The tragedy of the 2005 hurricane season still lingers in the collective memory of our country. The devastation wreaked on the Gulf coast should be a reminder to all Californians that flooding is a constant threat, and we should take precautions to ensure the safety of your family and minimize damage to property.
Floods can occur over the course of a few days or even within a few minutes or an hour (a flash flood). They can strike without warning. However, a comparatively small amount of time planning and stocking up on key supplies could make an important difference in what happens to you and your loved ones.
The best time to think about what will happen during a flood is before it strikes! If you follow just a few simple steps now, you have a better chance of being prepared should disaster occur in the future.
Make a Plan
Planning for a flood, or any natural disaster, can seem overwhelming. However, simply writing down key information you might need and coming up with answers to important questions will go a long way toward putting your mind at ease. Consider the following problems faced by many when disaster strikes:
- Where will you meet your loved ones if your home is unavailable (is this point on higher ground in the event of flash flood)?
- Who should your children trust if you cannot get to them?
- How will you know where to go should you evacuate?
- What should you bring with you?
- What about insurance?
- Medical care?
In the event of an emergency, answers to these questions will need to be automatic. Teach your children how to call 9-1-1 and who to contact in the event of a flood or other emergency. Practice evacuation from your home and the route you will travel to escape.

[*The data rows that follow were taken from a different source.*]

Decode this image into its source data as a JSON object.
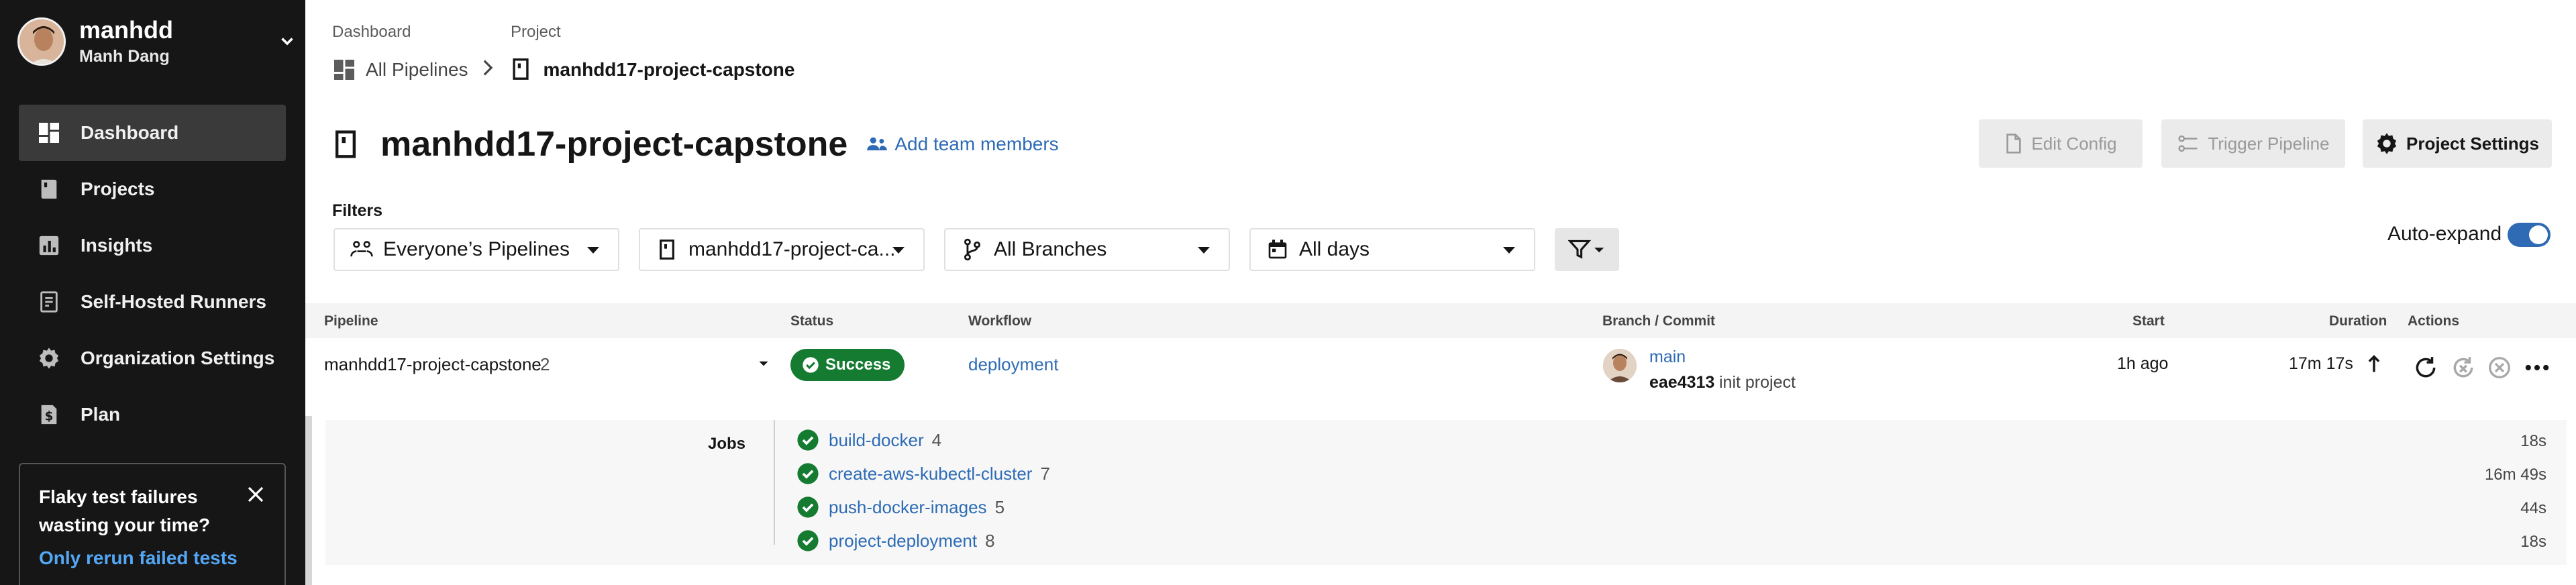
{
  "user": {
    "username": "manhdd",
    "full_name": "Manh Dang"
  },
  "nav": [
    {
      "label": "Dashboard",
      "icon": "dashboard-icon",
      "active": true
    },
    {
      "label": "Projects",
      "icon": "book-icon"
    },
    {
      "label": "Insights",
      "icon": "chart-icon"
    },
    {
      "label": "Self-Hosted Runners",
      "icon": "runner-icon"
    },
    {
      "label": "Organization Settings",
      "icon": "gear-icon"
    },
    {
      "label": "Plan",
      "icon": "dollar-icon"
    }
  ],
  "promo": {
    "title": "Flaky test failures wasting your time?",
    "link": "Only rerun failed tests"
  },
  "breadcrumb": {
    "label_dashboard": "Dashboard",
    "label_project": "Project",
    "all_pipelines": "All Pipelines",
    "project": "manhdd17-project-capstone"
  },
  "header": {
    "title": "manhdd17-project-capstone",
    "add_team": "Add team members",
    "edit_config": "Edit Config",
    "trigger_pipeline": "Trigger Pipeline",
    "project_settings": "Project Settings"
  },
  "filters": {
    "label": "Filters",
    "pipelines": "Everyone’s Pipelines",
    "project": "manhdd17-project-ca...",
    "branches": "All Branches",
    "days": "All days",
    "auto_expand": "Auto-expand",
    "auto_expand_on": true
  },
  "table": {
    "headers": {
      "pipeline": "Pipeline",
      "status": "Status",
      "workflow": "Workflow",
      "branch_commit": "Branch / Commit",
      "start": "Start",
      "duration": "Duration",
      "actions": "Actions"
    },
    "row": {
      "pipeline": "manhdd17-project-capstone",
      "number": "2",
      "status": "Success",
      "workflow": "deployment",
      "branch": "main",
      "commit_hash": "eae4313",
      "commit_msg": "init project",
      "start": "1h ago",
      "duration": "17m 17s"
    },
    "jobs_label": "Jobs",
    "jobs": [
      {
        "name": "build-docker",
        "number": "4",
        "duration": "18s"
      },
      {
        "name": "create-aws-kubectl-cluster",
        "number": "7",
        "duration": "16m 49s"
      },
      {
        "name": "push-docker-images",
        "number": "5",
        "duration": "44s"
      },
      {
        "name": "project-deployment",
        "number": "8",
        "duration": "18s"
      }
    ]
  },
  "colors": {
    "success": "#157b31",
    "link": "#2d6bb5",
    "sidebar": "#161616",
    "toggle": "#2f6ab4"
  }
}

Prepare a portable disaster kit that you can take should you need to evacuate. Fill out a downloadable “Family Disaster Plan” sheet and keep it with your emergency kit.
Get a Kit-Your kit should be lightweight (without the food and water) and portable, and should contain the following:
- Non-perishable Food and Water for Three Days: Store at least one gallon of water per person per day. Keep water in original, unopened containers. Replace items as they expire
- First Aid Kit-Assemble a kit for your home and one per car. It should include: bandages of various sizes; alcohol-based sanitizer or germicidal/antiseptic wipes; non-latex gloves, adhesive tape; anti-bacterial ointment; cold pack; small scissors; tweezers; CPR breathing barrier; and other items specific to your needs.
- Tools and Supplies: Disposable plates, cups and utensils; battery operated radio and flashlight with extra batteries; utility knife; matches in a waterproof container; extra cash and coins; feminine products; glasses or contact lenses; maps with evacuation routes clearly marked; sturdy gloves; cloth face masks (for mold leftover when flood waters recede); sturdy plastic garbage bags to keep belongings dry; rolls of duct tape and plastic sheeting; a fire extinguisher; and household chlorine bleach and medicine dropper (when diluted nine parts water to one part bleach, bleach can be used as a disinfectant, or in an emergency, you can use it to treat water by using 16 drops of regular household liquid bleach per gallon of water-do not use scented, color safe or bleaches with added cleaners).
- Clothing and Bedding: One complete change of clothing and footwear per person, along with blankets or sleeping bags.
- Special Items: Some families have special needs, like for the elderly or young children. Remember: Keep important documents, such as insurance policies, birth certificates, passports, bank account numbers and credit card numbers in a waterproof, locking fire-box or other portable container. Also, make sure to stock up supplies for your pets.
- Learn CPR—it could save a life; and
- Check your first-aid and disaster preparedness kits for expired supplies; and
- Learn where “high ground” can be found in the event of a flash flood.
Know where to get information
- Know where to listen for announcements from local authorities on TV, local radio or National Oceanic and Atmospheric Administration (NOAA) weather stations or channels;
Make a card with contacts for:
- Family members and trusted friends;
- Medical providers;
- Fire department;
- Poison Control;
- Police; and
- Local Office of Emergency Services.
- Purchase flood insurance if you do not have it already;
- Take pictures of your belongings; and
- Know your insurance agency’s contact info.
- Now is the time to implement your family disaster plan.
- Review your completed “Family Disaster Plan” downloadable sheet;
- Based on the information you have gathered from news, police, or informed family and friends, determine whether you and your loved ones should evacuate;
- If you decide to evacuate (and you have time), leave your contact information and a sign saying you have evacuated on your front door. This will enable local officials to contact you when the danger has passed and not waste critical time searching your home for disaster victims.
- Get your prepared emergency kit and fire-box with important documents;
- If you are separated from loved ones, meet at your designated gathering spot;
- Get to safety; and
- When you and your family are safe, help others.
Return to Normal
- Make sure it is safe before you return to your home—contact local police, fire departments, or disaster relief agencies for information;
- Register as “Safe and Well” with the American Red Cross, so your family and friends will know your status and can obtain your contact information. Utilize the Red Cross and local services to locate lost loved ones. Visit http://www.redcross.org/ for more information;
- Contact your insurance provider to make a claim for damaged property;
- After life has returned to normal, evaluate what happened during this emergency for what worked well and what aspects you can learn from in preparing for the next disaster.